Each chapter has an introductory leaning tips section before going into detail. The detail encompasses hints and tips, guiding steps and best practice, making it easy to read and understand.
Two thirds of the way through the book, there is a Managing Yourself section. This is useful for old managers as well as new ones. There is even a chapter on five of the worst mistakes new managers make. I challenge everyone to be honest and admit how many of those five they made.
At the very end of the book there is even a Frequently Asked Questions section, terrific.
All in all an excellent book, manage your time so that you can find time to read it.
2 of 3 people found the following review helpful
on 3 August 2010
This is one of the few management books that you can actually use and that gets taken off the shelf more than once. What makes it stand out is that it's not just a book of theory, it's full of practical steps and guidelines that means that you can actually start to do things.
Bob's writing style is down to earth, humorous and very user friendly.

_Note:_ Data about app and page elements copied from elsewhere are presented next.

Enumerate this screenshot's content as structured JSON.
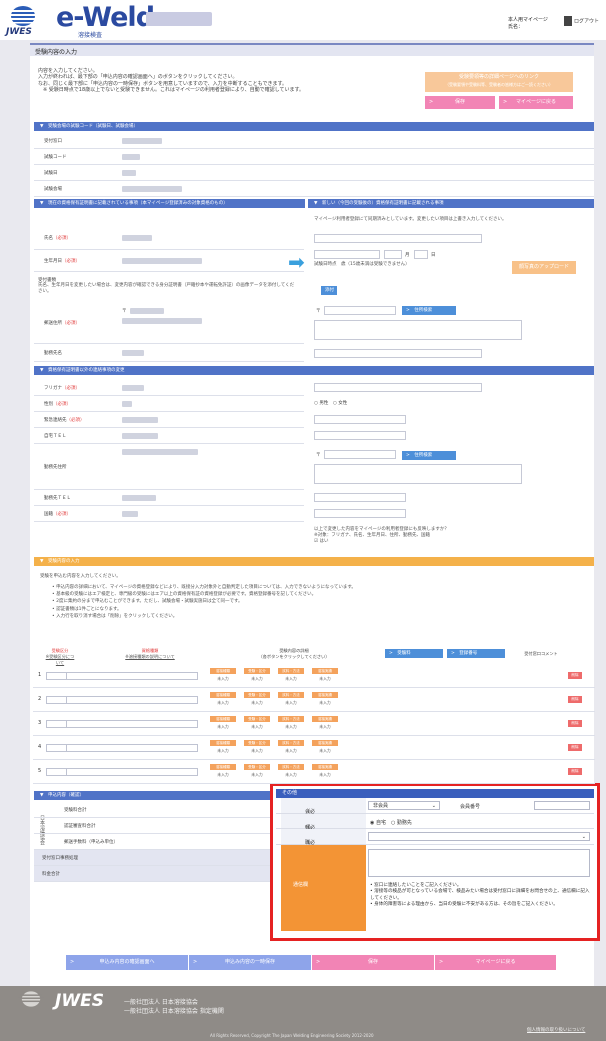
{
  "header": {
    "logo_org": "JWES",
    "logo_title": "e-Weld",
    "logo_subtitle": "溶接検査",
    "my_page_label": "本人用マイページ",
    "user_label": "氏名：",
    "logout_label": "ログアウト"
  },
  "page_title": "受験内容の入力",
  "intro": {
    "line1": "内容を入力してください。",
    "line2": "入力が終われば、最下部の「申込内容の確認画面へ」のボタンをクリックしてください。",
    "line3": "なお、同じく最下部に「申込内容の一時保存」ボタンを用意していますので、入力を中断することもできます。",
    "line4": "※ 受験日時点で18歳以上でないと受験できません。これはマイページの利用者登録により、自動で確認しています。",
    "link_title": "受験要領等の詳細ページへのリンク",
    "link_sub": "（受験要領や受験料等、受験者の皆様方はご一読ください）",
    "btn_save": "保存",
    "btn_mypage": "マイページに戻る"
  },
  "sections": {
    "exam_code": "受験会場の試験コード（試験日、試験会場）",
    "left_current": "現在の資格保有証明書に記載されている事項（本マイページ登録済みの対象資格のもの）",
    "right_new": "新しい（今回の受験後の）資格保有証明書に記載される事項",
    "contact": "資格保有証明書以外の連絡事項の変更",
    "apply": "受験内容の入力",
    "fees": "申込内容（確認）",
    "other": "その他"
  },
  "exam_info": {
    "rows": [
      "受付窓口",
      "試験コード",
      "試験日",
      "試験会場"
    ]
  },
  "cert": {
    "name_label": "氏名",
    "dob_label": "生年月日",
    "photo_label": "受付書類",
    "photo_note": "氏名、生年月日を変更したい場合は、変更内容が確認できる身分証明書（戸籍抄本や運転免許証）の画像データを添付してください。",
    "address_label": "郵送住所",
    "office_label": "勤務先名",
    "right_note": "マイページ利用者登録にて同期済みとしています。変更したい項目は上書き入力してください。",
    "dob_month": "月",
    "dob_day": "日",
    "age_note": "試験日時点　歳（15歳未満は受験できません）",
    "photo_upload_btn": "顔写真のアップロード",
    "attach_btn": "添付",
    "address_search_btn": "住所検索",
    "required": "（必須）"
  },
  "contact": {
    "rows": [
      "フリガナ",
      "性別",
      "緊急連絡先",
      "自宅ＴＥＬ",
      "勤務先住所",
      "勤務先ＴＥＬ",
      "国籍"
    ],
    "required_rows": [
      true,
      true,
      true,
      false,
      false,
      false,
      true
    ],
    "gender_male": "男性",
    "gender_female": "女性",
    "address_search_btn": "住所検索",
    "mypage_note_1": "以上で変更した内容をマイページの利用者登録にも反映しますか？",
    "mypage_note_2": "※対象：フリガナ、氏名、生年月日、住所、勤務先、国籍",
    "mypage_check": "はい"
  },
  "apply": {
    "intro": "受験を申込む内容を入力してください。",
    "items": [
      "申込内容の詳細において、マイページの資格登録などにより、既接分入力対象外と自動判定した項目については、入力できないようになっています。",
      "基本級の受験にはエア検定と、専門級の受験にはエア以上の資格保有証の資格登録が必要です。資格登録番号を記してください。",
      "2度に集約の分まで申込むことができます。ただし、試験会場・試験実施日は全て同一です。",
      "認証書類は1件ごとになります。",
      "入力行を取り消す場合は「削除」をクリックしてください。"
    ],
    "col_kind": "受験区分",
    "col_kind_sub": "※受験区分について",
    "col_cert": "資格種類",
    "col_cert_sub": "※溶接種類の説明について",
    "col_detail": "受験内容の詳細",
    "col_detail_sub": "（各ボタンをクリックしてください）",
    "col_file": "受験料",
    "col_reg": "登録番号",
    "col_comment": "受付窓口コメント",
    "detail_btns": [
      "溶接種類",
      "受験・区分",
      "試料・方法",
      "溶接実績"
    ],
    "detail_status": "未入力",
    "delete_btn": "削除",
    "row_numbers": [
      "1",
      "2",
      "3",
      "4",
      "5"
    ]
  },
  "fees": {
    "vertical": "日本溶接協会",
    "rows": [
      "受験料合計",
      "認証審査料合計",
      "郵送手数料（申込み単位）",
      "受付窓口事務処理",
      "料金合計"
    ]
  },
  "other": {
    "member_label": "会員／非会員区分",
    "member_value": "非会員",
    "member_no_label": "会員番号",
    "mail_label": "郵送先",
    "mail_home": "自宅",
    "mail_office": "勤務先",
    "nationality_label": "職種",
    "remarks_label": "通信欄",
    "notes": [
      "窓口に連絡したいことをご記入ください。",
      "溶接等の検品が可となっている会場で、検品みたい場合は受付窓口に詳細をお問合せの上、通信欄に記入してください。",
      "身体的障害等による理由から、当日の受験に不安がある方は、その旨をご記入ください。"
    ],
    "required": "（必須）"
  },
  "bottom": {
    "btn_confirm": "申込み内容の確認画面へ",
    "btn_temp": "申込み内容の一時保存",
    "btn_save": "保存",
    "btn_mypage": "マイページに戻る"
  },
  "footer": {
    "org": "JWES",
    "line1": "一般社団法人 日本溶接協会",
    "line2": "一般社団法人 日本溶接協会 指定機関",
    "privacy": "個人情報の取り扱いについて",
    "copyright": "All Rights Reserved, Copyright The Japan Welding Engineering Society 2012-2020"
  },
  "colors": {
    "primary": "#5073c7",
    "accent_orange": "#f39435",
    "pink": "#f284b5",
    "highlight": "#e52222"
  }
}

I am now recommending this book to my clients, even those who have been managers and leaders for many years. As Dennis Pratt says in the foreword, it is the type of book that is entirely `dip-in-able' with ideas and suggestions in a huge range of areas.
OK, so now for the disclaimer. I know Bob. He and I have worked together for many years, so of course I am going to like his book. However, before I get accused of sycophancy, what I can also tell you is that I have seen these tools used in the real world with a huge range of organisations and people. The bottom line is, they work! They have been tried and tested for many years and they actually deliver results.
What is possibly concerning to some people is that at times they can appear to be too simple. Surely we need to have more complex and difficult tools to use? As most people know, it's relatively easy to design something complex, however designing something simple that works--now that takes time and this is precisely what readers get in this book. The other problem with `complicated and difficult' is that the more difficult and complicated it is, the less likely it is to get done, let alone succeed.
I would highly recommend this book to new and not so new managers to keep on their desk because they are going to find they dip into it a lot!
2 of 3 people found the following review helpful
on 3 August 2010
As a business coach, WHAT TO DO WHEN YOU BECOME THE BOSS by Bob Selden, is a book I will reference often. I found several really powerful ideas for more effective leadership and management.
Selden opens his work with a way for the reader to determine their best methods of study. I found myself to be equal parts Activist and Protagonist and followed the direction of study as indicated, which means I skipped over a few parts here and there. In time, I will probably read the entire text.
Throughout the text, Seldon varies his approach, recognizing the differences in management styles. This is a refreshing variation from the normal "one size fits all" we find in so many management and leadership books. I guess the thing that impressed me the most with this book is the amount of fresh ideas.
Don't get me wrong. You will find a few things you've heard before in one way or another, but you'll also find ideas that will definitely make you alter your approach. Overall, a good book for any level of management. Easy to comprehend and covers a lot of territory.